# PROBLEM REQUIREMENTS:
Which lines of the data below include the string "wrench"? Return each of them.

# DATA SHOWN:

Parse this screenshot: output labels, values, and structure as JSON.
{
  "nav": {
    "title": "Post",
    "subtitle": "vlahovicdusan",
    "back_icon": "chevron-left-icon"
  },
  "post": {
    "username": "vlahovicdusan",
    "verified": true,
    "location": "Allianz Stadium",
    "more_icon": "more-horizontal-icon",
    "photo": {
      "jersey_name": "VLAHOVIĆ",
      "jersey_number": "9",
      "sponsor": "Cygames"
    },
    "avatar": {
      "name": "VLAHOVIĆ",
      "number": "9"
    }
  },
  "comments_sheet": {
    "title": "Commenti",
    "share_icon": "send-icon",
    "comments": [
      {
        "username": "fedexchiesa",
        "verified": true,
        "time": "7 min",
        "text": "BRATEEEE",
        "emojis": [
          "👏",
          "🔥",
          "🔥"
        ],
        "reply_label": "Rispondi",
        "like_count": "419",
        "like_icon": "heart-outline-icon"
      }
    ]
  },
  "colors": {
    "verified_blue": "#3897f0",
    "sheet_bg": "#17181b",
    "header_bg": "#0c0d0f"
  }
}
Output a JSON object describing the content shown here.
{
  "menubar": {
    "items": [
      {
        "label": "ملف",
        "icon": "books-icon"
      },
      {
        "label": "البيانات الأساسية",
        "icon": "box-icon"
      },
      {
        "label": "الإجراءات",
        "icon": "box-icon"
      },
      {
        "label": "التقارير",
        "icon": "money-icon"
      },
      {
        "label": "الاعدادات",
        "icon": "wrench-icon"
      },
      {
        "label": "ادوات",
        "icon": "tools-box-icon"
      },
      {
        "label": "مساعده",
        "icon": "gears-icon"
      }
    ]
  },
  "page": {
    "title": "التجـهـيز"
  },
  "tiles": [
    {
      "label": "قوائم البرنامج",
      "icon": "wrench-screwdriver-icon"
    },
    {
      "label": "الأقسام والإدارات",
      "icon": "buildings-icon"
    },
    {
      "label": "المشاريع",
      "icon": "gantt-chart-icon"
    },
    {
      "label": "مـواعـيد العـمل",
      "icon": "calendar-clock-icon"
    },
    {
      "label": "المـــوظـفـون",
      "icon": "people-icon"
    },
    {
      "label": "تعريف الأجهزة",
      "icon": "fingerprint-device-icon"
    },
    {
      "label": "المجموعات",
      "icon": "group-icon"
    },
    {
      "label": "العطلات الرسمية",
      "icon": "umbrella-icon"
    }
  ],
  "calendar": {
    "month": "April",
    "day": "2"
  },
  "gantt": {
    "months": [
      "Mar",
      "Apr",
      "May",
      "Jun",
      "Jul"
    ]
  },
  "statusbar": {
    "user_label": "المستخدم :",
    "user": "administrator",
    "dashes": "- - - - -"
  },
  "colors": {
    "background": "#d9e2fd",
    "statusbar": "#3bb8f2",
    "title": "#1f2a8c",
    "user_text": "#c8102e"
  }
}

# TASK OUTPUT:
        "icon": "wrench-icon"
      "icon": "wrench-screwdriver-icon"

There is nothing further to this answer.